DFI (direct fuel injection) engine are very common these days. They are 2 stroke engine like Mercury's Optimax, Yamaha's HPDI and Evenrude's E Tec engines. These DFI engines get great fuel mileage compared to engine of the past, but these engine are very hi tech machines with very tight tolerances. These tight tolerances can cause an issue that hurts the engine or could even blow up the engine in extreme cases. During the colder months in the Fall, Winter and in the Spring when the water is still cold the engine can cold seize. It happen because the pistons in these engine is manufactured from aluminum which heats up very quickly. The sleeve in the aluminum block that the piston rides in is made of steel which heats up much slower than the piston. The piston expands quickly as it heats up, the block does not expand until the engine warms up when the water temps are cold. This causes the piston to stick to the walls of the sleeve or cold seize. It causes a scuff on the piston which shortens the life of the engine. Sometimes it breaks the piston or the connecting rod that connects it to the crankshaft. If this happen we are talking about big bucks to repair the engine, as much as $10,000. Ouch, not a good way to start off a day of fishing. But don't be scared, preventing cold seizing is easy. When ever you go fishing and the water temps are below 50 degrees, let your engine warm up for a couple of minutes before jumping on plane. Those of you with a SmartCraft gauge or a engine water temp gauge need to get to a engine temperature of at least 120 degrees. That is all you need to do to prevent cold seizing.

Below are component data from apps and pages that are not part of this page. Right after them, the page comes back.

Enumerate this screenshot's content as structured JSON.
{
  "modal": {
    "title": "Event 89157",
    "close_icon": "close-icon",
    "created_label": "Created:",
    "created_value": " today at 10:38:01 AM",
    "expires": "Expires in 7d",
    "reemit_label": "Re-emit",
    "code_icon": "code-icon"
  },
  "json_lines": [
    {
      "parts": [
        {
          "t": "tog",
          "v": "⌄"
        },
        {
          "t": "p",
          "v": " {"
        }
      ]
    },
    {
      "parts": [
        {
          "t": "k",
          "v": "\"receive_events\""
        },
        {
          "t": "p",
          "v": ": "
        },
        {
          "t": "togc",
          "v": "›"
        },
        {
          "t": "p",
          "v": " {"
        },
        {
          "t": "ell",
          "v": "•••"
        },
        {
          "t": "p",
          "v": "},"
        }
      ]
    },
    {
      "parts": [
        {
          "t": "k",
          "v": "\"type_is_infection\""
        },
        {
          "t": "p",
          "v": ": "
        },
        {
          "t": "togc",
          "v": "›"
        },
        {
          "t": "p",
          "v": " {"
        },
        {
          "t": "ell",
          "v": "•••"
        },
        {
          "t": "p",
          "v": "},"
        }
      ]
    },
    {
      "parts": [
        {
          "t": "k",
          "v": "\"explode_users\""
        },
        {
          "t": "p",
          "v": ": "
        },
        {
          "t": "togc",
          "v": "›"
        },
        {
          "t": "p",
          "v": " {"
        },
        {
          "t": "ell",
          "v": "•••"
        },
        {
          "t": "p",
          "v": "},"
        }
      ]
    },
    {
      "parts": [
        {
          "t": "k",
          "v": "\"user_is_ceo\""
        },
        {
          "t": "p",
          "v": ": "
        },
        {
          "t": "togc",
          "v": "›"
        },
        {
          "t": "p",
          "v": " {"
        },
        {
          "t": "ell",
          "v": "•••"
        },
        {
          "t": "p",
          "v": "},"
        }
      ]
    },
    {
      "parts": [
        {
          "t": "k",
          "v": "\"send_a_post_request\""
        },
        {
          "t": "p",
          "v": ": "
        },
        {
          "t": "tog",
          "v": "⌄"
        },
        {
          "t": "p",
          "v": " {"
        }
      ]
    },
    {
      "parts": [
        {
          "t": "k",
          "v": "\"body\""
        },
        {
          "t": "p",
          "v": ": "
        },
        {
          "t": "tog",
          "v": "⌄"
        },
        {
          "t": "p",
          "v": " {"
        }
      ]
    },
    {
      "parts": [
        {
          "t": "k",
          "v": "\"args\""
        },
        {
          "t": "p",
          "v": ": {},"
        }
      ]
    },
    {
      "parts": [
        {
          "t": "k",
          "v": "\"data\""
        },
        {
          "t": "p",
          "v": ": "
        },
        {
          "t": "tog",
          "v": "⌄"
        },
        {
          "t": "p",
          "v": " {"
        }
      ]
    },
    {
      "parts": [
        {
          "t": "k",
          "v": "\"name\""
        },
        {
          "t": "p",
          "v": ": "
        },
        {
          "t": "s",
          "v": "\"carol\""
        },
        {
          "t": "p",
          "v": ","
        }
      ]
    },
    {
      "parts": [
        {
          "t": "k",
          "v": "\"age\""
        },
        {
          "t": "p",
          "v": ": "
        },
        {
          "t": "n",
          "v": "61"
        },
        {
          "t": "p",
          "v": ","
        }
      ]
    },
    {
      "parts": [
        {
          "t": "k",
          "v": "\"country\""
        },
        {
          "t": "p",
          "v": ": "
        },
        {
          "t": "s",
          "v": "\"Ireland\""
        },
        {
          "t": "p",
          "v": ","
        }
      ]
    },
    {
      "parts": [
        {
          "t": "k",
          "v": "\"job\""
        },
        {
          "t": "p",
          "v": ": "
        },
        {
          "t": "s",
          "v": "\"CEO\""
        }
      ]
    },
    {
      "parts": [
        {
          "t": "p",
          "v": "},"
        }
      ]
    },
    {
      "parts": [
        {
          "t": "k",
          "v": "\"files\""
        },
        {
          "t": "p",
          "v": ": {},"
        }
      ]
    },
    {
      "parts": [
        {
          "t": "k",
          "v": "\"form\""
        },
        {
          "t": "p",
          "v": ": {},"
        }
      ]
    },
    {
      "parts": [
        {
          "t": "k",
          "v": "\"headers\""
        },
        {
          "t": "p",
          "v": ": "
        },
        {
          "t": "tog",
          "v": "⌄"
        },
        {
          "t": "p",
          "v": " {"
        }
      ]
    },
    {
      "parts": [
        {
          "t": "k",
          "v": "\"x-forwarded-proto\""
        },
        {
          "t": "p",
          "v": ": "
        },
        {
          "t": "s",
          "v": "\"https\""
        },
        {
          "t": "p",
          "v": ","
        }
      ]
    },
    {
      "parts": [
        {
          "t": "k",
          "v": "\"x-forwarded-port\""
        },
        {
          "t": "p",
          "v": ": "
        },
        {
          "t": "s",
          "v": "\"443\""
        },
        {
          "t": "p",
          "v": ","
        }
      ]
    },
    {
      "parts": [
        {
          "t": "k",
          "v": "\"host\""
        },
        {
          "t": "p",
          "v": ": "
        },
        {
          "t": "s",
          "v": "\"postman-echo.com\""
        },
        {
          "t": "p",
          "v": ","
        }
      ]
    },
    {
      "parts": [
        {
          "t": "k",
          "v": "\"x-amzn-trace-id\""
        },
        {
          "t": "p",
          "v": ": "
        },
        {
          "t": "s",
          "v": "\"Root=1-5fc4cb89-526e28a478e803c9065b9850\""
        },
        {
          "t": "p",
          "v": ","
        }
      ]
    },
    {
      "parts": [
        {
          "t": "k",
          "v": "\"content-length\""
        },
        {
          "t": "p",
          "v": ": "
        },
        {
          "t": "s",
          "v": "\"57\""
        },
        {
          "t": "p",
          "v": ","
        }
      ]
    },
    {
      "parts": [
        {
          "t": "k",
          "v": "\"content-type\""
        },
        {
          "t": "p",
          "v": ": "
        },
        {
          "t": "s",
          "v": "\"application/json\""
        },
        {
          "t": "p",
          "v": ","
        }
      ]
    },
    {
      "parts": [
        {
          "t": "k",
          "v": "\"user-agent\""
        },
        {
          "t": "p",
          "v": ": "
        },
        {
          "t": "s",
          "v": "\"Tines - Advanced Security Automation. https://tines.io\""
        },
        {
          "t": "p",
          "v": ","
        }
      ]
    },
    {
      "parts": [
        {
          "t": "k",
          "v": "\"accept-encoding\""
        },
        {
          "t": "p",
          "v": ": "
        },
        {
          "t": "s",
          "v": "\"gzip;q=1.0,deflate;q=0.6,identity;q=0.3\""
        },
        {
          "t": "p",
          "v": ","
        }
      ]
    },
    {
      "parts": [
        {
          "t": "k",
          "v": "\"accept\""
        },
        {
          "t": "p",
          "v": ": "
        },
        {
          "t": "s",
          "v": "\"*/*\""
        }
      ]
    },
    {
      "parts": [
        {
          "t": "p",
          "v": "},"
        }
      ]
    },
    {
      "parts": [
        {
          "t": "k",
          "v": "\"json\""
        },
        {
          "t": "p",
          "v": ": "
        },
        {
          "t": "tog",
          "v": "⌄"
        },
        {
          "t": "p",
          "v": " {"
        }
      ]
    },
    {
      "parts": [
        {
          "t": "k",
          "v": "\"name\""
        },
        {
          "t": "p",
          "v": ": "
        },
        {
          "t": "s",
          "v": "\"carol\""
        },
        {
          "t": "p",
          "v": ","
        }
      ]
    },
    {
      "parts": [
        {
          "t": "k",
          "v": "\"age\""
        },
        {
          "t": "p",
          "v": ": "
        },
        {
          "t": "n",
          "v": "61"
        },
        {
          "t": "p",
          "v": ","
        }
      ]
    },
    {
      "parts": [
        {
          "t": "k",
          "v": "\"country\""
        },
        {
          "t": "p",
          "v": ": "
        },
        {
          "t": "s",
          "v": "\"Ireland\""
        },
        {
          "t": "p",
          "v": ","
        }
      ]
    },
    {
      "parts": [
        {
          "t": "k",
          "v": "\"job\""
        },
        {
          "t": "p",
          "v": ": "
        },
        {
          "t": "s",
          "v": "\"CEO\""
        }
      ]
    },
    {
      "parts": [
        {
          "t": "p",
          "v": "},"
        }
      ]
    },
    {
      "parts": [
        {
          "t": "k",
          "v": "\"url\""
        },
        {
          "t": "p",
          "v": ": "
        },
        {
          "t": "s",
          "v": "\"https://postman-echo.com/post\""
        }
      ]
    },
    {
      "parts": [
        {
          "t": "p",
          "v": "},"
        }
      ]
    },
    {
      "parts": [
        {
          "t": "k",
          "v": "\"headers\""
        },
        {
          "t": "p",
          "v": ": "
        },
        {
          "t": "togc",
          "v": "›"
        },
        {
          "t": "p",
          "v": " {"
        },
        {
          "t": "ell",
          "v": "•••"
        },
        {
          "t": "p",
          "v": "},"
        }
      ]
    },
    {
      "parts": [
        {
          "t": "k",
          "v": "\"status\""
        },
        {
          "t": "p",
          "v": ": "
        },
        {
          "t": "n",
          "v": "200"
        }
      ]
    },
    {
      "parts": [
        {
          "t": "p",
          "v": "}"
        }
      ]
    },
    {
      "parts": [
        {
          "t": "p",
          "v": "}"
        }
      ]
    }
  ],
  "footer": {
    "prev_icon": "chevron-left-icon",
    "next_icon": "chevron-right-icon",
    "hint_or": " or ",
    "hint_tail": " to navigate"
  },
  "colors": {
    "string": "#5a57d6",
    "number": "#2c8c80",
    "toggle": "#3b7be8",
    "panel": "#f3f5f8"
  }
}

So when you take your DFI powered boat out fishing during the colder months of the year, let that engine warm up before you leave the marina. Those couple of minutes of time will keep your engine from cold seizing and save you possibly thousands of dollars. If you don't want to wait, that OK too, we need business during the colder months of the year.